▶ **Data shown**

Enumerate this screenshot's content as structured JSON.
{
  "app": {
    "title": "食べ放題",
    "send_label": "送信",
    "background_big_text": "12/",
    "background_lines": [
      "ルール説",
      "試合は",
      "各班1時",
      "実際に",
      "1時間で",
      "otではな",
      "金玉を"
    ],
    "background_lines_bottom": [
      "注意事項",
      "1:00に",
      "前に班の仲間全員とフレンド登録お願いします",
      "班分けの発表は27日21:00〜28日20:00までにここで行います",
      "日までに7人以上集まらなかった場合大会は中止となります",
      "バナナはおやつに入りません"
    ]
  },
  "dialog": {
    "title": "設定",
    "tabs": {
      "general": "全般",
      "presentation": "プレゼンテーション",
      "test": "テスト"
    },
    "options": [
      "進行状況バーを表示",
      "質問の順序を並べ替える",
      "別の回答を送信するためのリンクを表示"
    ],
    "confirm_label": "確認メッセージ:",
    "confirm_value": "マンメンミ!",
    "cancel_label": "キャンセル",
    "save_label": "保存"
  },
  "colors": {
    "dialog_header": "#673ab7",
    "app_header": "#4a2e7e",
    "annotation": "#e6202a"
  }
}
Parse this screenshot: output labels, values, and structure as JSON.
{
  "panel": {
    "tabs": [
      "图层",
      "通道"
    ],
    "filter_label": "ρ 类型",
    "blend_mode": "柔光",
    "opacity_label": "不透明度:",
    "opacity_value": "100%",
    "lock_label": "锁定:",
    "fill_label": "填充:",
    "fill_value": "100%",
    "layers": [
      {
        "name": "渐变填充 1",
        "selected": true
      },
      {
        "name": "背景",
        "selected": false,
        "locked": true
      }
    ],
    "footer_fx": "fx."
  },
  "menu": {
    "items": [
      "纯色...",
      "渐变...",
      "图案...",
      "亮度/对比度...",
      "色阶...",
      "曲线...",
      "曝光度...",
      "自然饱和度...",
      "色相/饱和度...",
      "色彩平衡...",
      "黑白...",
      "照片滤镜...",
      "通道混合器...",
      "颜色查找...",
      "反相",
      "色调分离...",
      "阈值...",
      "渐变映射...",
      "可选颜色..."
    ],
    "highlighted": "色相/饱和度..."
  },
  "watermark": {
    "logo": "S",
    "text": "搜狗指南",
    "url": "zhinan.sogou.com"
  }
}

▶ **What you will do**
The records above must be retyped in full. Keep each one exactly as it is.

▶ **Response**
Enumerate this screenshot's content as structured JSON.
{
  "app": {
    "title": "食べ放題",
    "send_label": "送信",
    "background_big_text": "12/",
    "background_lines": [
      "ルール説",
      "試合は",
      "各班1時",
      "実際に",
      "1時間で",
      "otではな",
      "金玉を"
    ],
    "background_lines_bottom": [
      "注意事項",
      "1:00に",
      "前に班の仲間全員とフレンド登録お願いします",
      "班分けの発表は27日21:00〜28日20:00までにここで行います",
      "日までに7人以上集まらなかった場合大会は中止となります",
      "バナナはおやつに入りません"
    ]
  },
  "dialog": {
    "title": "設定",
    "tabs": {
      "general": "全般",
      "presentation": "プレゼンテーション",
      "test": "テスト"
    },
    "options": [
      "進行状況バーを表示",
      "質問の順序を並べ替える",
      "別の回答を送信するためのリンクを表示"
    ],
    "confirm_label": "確認メッセージ:",
    "confirm_value": "マンメンミ!",
    "cancel_label": "キャンセル",
    "save_label": "保存"
  },
  "colors": {
    "dialog_header": "#673ab7",
    "app_header": "#4a2e7e",
    "annotation": "#e6202a"
  }
}
Parse this screenshot: output labels, values, and structure as JSON.
{
  "panel": {
    "tabs": [
      "图层",
      "通道"
    ],
    "filter_label": "ρ 类型",
    "blend_mode": "柔光",
    "opacity_label": "不透明度:",
    "opacity_value": "100%",
    "lock_label": "锁定:",
    "fill_label": "填充:",
    "fill_value": "100%",
    "layers": [
      {
        "name": "渐变填充 1",
        "selected": true
      },
      {
        "name": "背景",
        "selected": false,
        "locked": true
      }
    ],
    "footer_fx": "fx."
  },
  "menu": {
    "items": [
      "纯色...",
      "渐变...",
      "图案...",
      "亮度/对比度...",
      "色阶...",
      "曲线...",
      "曝光度...",
      "自然饱和度...",
      "色相/饱和度...",
      "色彩平衡...",
      "黑白...",
      "照片滤镜...",
      "通道混合器...",
      "颜色查找...",
      "反相",
      "色调分离...",
      "阈值...",
      "渐变映射...",
      "可选颜色..."
    ],
    "highlighted": "色相/饱和度..."
  },
  "watermark": {
    "logo": "S",
    "text": "搜狗指南",
    "url": "zhinan.sogou.com"
  }
}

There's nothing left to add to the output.